## Your task
The expected output is an exact restatement of all the records.

## Material to process
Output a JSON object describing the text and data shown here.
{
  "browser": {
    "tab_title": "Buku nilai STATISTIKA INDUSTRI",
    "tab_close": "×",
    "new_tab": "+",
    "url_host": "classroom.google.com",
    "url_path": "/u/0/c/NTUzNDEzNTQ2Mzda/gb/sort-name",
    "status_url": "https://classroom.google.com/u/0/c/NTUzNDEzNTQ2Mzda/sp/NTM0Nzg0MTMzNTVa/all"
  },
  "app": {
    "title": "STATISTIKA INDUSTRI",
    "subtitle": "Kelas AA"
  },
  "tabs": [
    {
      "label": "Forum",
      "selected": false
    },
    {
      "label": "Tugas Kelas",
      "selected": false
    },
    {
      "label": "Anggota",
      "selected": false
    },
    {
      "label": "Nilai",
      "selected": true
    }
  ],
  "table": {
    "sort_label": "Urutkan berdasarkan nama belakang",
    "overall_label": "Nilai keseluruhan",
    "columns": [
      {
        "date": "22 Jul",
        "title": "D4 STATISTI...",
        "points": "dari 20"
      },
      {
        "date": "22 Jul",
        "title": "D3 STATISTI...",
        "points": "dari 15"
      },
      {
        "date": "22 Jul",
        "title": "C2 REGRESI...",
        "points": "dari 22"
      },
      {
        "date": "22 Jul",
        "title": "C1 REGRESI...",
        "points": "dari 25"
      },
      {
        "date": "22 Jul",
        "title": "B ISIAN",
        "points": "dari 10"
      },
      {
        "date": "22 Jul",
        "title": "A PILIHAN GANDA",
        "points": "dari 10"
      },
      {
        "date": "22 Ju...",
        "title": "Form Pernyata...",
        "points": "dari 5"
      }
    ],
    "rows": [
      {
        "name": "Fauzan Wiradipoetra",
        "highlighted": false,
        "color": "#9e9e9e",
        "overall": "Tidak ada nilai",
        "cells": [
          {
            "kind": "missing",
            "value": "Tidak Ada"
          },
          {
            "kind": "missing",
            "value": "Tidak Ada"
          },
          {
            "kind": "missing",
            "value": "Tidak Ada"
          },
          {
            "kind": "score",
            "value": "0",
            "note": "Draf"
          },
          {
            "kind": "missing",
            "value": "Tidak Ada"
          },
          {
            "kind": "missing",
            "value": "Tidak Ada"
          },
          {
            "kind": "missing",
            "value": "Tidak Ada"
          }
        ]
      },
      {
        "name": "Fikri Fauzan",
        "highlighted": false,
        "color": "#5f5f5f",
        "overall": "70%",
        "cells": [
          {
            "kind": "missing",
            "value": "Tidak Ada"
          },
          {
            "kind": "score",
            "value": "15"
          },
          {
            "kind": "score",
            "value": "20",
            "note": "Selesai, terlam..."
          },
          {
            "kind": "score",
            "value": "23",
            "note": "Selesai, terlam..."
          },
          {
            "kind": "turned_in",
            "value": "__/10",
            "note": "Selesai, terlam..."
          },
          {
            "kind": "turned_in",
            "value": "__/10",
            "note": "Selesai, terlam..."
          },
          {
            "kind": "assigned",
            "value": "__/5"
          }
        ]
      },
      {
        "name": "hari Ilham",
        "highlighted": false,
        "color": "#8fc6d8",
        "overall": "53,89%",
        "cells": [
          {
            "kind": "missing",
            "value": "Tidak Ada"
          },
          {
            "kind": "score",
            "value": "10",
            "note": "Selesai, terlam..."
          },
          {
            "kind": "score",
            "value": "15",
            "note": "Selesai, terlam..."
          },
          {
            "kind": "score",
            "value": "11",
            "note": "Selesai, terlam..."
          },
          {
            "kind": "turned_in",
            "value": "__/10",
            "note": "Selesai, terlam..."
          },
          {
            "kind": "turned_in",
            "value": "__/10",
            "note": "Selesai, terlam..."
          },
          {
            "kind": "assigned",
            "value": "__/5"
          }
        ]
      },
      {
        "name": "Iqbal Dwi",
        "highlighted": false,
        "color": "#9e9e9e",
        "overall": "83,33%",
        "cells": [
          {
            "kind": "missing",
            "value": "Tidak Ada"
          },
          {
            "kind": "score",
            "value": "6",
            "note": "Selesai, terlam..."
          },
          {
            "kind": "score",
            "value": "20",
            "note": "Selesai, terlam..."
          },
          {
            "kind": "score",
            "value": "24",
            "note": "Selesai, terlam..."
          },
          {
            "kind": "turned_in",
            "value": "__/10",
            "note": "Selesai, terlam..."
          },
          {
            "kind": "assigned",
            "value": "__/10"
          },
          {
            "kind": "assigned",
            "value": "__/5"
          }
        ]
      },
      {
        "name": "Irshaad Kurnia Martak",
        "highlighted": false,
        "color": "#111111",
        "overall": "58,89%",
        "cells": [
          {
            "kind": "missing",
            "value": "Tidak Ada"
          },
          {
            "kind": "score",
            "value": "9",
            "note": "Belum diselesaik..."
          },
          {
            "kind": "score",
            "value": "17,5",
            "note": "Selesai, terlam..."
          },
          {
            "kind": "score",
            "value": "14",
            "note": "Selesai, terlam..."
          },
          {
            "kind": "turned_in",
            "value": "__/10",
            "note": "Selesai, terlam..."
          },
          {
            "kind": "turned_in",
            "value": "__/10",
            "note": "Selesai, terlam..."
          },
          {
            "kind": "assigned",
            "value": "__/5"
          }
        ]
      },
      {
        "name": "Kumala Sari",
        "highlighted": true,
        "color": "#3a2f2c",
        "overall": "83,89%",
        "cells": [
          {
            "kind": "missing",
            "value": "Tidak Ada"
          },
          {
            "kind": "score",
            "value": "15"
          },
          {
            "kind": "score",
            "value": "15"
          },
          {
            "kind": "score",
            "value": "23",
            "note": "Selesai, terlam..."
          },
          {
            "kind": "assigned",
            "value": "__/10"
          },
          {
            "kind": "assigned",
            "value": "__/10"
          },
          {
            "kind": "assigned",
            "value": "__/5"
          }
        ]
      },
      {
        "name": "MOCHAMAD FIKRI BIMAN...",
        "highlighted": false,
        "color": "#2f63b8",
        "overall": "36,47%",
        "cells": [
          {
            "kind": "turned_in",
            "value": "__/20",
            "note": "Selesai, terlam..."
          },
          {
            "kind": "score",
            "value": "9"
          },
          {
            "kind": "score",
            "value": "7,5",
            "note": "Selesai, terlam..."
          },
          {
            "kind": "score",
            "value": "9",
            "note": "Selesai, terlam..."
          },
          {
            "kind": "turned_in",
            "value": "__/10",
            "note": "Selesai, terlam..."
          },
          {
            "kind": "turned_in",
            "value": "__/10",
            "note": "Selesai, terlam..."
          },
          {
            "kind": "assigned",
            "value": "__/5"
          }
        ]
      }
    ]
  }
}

## The completed task
Output a JSON object describing the text and data shown here.
{
  "browser": {
    "tab_title": "Buku nilai STATISTIKA INDUSTRI",
    "tab_close": "×",
    "new_tab": "+",
    "url_host": "classroom.google.com",
    "url_path": "/u/0/c/NTUzNDEzNTQ2Mzda/gb/sort-name",
    "status_url": "https://classroom.google.com/u/0/c/NTUzNDEzNTQ2Mzda/sp/NTM0Nzg0MTMzNTVa/all"
  },
  "app": {
    "title": "STATISTIKA INDUSTRI",
    "subtitle": "Kelas AA"
  },
  "tabs": [
    {
      "label": "Forum",
      "selected": false
    },
    {
      "label": "Tugas Kelas",
      "selected": false
    },
    {
      "label": "Anggota",
      "selected": false
    },
    {
      "label": "Nilai",
      "selected": true
    }
  ],
  "table": {
    "sort_label": "Urutkan berdasarkan nama belakang",
    "overall_label": "Nilai keseluruhan",
    "columns": [
      {
        "date": "22 Jul",
        "title": "D4 STATISTI...",
        "points": "dari 20"
      },
      {
        "date": "22 Jul",
        "title": "D3 STATISTI...",
        "points": "dari 15"
      },
      {
        "date": "22 Jul",
        "title": "C2 REGRESI...",
        "points": "dari 22"
      },
      {
        "date": "22 Jul",
        "title": "C1 REGRESI...",
        "points": "dari 25"
      },
      {
        "date": "22 Jul",
        "title": "B ISIAN",
        "points": "dari 10"
      },
      {
        "date": "22 Jul",
        "title": "A PILIHAN GANDA",
        "points": "dari 10"
      },
      {
        "date": "22 Ju...",
        "title": "Form Pernyata...",
        "points": "dari 5"
      }
    ],
    "rows": [
      {
        "name": "Fauzan Wiradipoetra",
        "highlighted": false,
        "color": "#9e9e9e",
        "overall": "Tidak ada nilai",
        "cells": [
          {
            "kind": "missing",
            "value": "Tidak Ada"
          },
          {
            "kind": "missing",
            "value": "Tidak Ada"
          },
          {
            "kind": "missing",
            "value": "Tidak Ada"
          },
          {
            "kind": "score",
            "value": "0",
            "note": "Draf"
          },
          {
            "kind": "missing",
            "value": "Tidak Ada"
          },
          {
            "kind": "missing",
            "value": "Tidak Ada"
          },
          {
            "kind": "missing",
            "value": "Tidak Ada"
          }
        ]
      },
      {
        "name": "Fikri Fauzan",
        "highlighted": false,
        "color": "#5f5f5f",
        "overall": "70%",
        "cells": [
          {
            "kind": "missing",
            "value": "Tidak Ada"
          },
          {
            "kind": "score",
            "value": "15"
          },
          {
            "kind": "score",
            "value": "20",
            "note": "Selesai, terlam..."
          },
          {
            "kind": "score",
            "value": "23",
            "note": "Selesai, terlam..."
          },
          {
            "kind": "turned_in",
            "value": "__/10",
            "note": "Selesai, terlam..."
          },
          {
            "kind": "turned_in",
            "value": "__/10",
            "note": "Selesai, terlam..."
          },
          {
            "kind": "assigned",
            "value": "__/5"
          }
        ]
      },
      {
        "name": "hari Ilham",
        "highlighted": false,
        "color": "#8fc6d8",
        "overall": "53,89%",
        "cells": [
          {
            "kind": "missing",
            "value": "Tidak Ada"
          },
          {
            "kind": "score",
            "value": "10",
            "note": "Selesai, terlam..."
          },
          {
            "kind": "score",
            "value": "15",
            "note": "Selesai, terlam..."
          },
          {
            "kind": "score",
            "value": "11",
            "note": "Selesai, terlam..."
          },
          {
            "kind": "turned_in",
            "value": "__/10",
            "note": "Selesai, terlam..."
          },
          {
            "kind": "turned_in",
            "value": "__/10",
            "note": "Selesai, terlam..."
          },
          {
            "kind": "assigned",
            "value": "__/5"
          }
        ]
      },
      {
        "name": "Iqbal Dwi",
        "highlighted": false,
        "color": "#9e9e9e",
        "overall": "83,33%",
        "cells": [
          {
            "kind": "missing",
            "value": "Tidak Ada"
          },
          {
            "kind": "score",
            "value": "6",
            "note": "Selesai, terlam..."
          },
          {
            "kind": "score",
            "value": "20",
            "note": "Selesai, terlam..."
          },
          {
            "kind": "score",
            "value": "24",
            "note": "Selesai, terlam..."
          },
          {
            "kind": "turned_in",
            "value": "__/10",
            "note": "Selesai, terlam..."
          },
          {
            "kind": "assigned",
            "value": "__/10"
          },
          {
            "kind": "assigned",
            "value": "__/5"
          }
        ]
      },
      {
        "name": "Irshaad Kurnia Martak",
        "highlighted": false,
        "color": "#111111",
        "overall": "58,89%",
        "cells": [
          {
            "kind": "missing",
            "value": "Tidak Ada"
          },
          {
            "kind": "score",
            "value": "9",
            "note": "Belum diselesaik..."
          },
          {
            "kind": "score",
            "value": "17,5",
            "note": "Selesai, terlam..."
          },
          {
            "kind": "score",
            "value": "14",
            "note": "Selesai, terlam..."
          },
          {
            "kind": "turned_in",
            "value": "__/10",
            "note": "Selesai, terlam..."
          },
          {
            "kind": "turned_in",
            "value": "__/10",
            "note": "Selesai, terlam..."
          },
          {
            "kind": "assigned",
            "value": "__/5"
          }
        ]
      },
      {
        "name": "Kumala Sari",
        "highlighted": true,
        "color": "#3a2f2c",
        "overall": "83,89%",
        "cells": [
          {
            "kind": "missing",
            "value": "Tidak Ada"
          },
          {
            "kind": "score",
            "value": "15"
          },
          {
            "kind": "score",
            "value": "15"
          },
          {
            "kind": "score",
            "value": "23",
            "note": "Selesai, terlam..."
          },
          {
            "kind": "assigned",
            "value": "__/10"
          },
          {
            "kind": "assigned",
            "value": "__/10"
          },
          {
            "kind": "assigned",
            "value": "__/5"
          }
        ]
      },
      {
        "name": "MOCHAMAD FIKRI BIMAN...",
        "highlighted": false,
        "color": "#2f63b8",
        "overall": "36,47%",
        "cells": [
          {
            "kind": "turned_in",
            "value": "__/20",
            "note": "Selesai, terlam..."
          },
          {
            "kind": "score",
            "value": "9"
          },
          {
            "kind": "score",
            "value": "7,5",
            "note": "Selesai, terlam..."
          },
          {
            "kind": "score",
            "value": "9",
            "note": "Selesai, terlam..."
          },
          {
            "kind": "turned_in",
            "value": "__/10",
            "note": "Selesai, terlam..."
          },
          {
            "kind": "turned_in",
            "value": "__/10",
            "note": "Selesai, terlam..."
          },
          {
            "kind": "assigned",
            "value": "__/5"
          }
        ]
      }
    ]
  }
}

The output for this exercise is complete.